● **YOUR INSTRUCTIONS**: When a line in the listing contains the string "count", pick it out and copy it.

-- Opening Marker --

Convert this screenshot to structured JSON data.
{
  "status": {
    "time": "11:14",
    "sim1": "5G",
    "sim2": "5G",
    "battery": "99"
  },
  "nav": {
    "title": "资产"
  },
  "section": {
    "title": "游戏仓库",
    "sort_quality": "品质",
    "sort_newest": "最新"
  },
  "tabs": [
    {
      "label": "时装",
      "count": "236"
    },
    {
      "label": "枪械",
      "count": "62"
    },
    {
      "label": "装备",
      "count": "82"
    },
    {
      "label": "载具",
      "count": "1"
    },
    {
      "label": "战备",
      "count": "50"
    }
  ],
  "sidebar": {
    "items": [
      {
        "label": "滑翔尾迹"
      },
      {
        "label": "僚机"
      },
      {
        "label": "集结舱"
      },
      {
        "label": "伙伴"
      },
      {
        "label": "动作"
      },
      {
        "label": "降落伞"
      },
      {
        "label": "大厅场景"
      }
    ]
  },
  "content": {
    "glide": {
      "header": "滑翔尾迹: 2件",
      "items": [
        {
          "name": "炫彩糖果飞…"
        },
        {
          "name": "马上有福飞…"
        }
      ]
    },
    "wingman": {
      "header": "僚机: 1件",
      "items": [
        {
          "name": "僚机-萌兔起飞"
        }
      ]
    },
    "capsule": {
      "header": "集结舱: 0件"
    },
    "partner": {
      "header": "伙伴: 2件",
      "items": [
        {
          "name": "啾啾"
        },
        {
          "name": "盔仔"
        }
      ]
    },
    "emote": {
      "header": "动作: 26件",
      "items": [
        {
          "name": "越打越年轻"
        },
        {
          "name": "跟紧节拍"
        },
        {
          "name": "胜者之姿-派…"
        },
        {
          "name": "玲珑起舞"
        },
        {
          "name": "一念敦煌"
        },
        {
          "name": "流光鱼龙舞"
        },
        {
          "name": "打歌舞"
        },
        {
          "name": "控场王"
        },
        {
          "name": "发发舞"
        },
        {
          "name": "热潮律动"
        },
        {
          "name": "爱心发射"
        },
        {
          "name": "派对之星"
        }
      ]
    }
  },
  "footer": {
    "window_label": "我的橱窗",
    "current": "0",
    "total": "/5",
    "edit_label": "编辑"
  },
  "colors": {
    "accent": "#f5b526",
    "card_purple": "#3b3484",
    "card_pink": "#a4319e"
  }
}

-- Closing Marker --

● **WRITTEN SOLUTION**:
      "count": "236"
      "count": "62"
      "count": "82"
      "count": "1"
      "count": "50"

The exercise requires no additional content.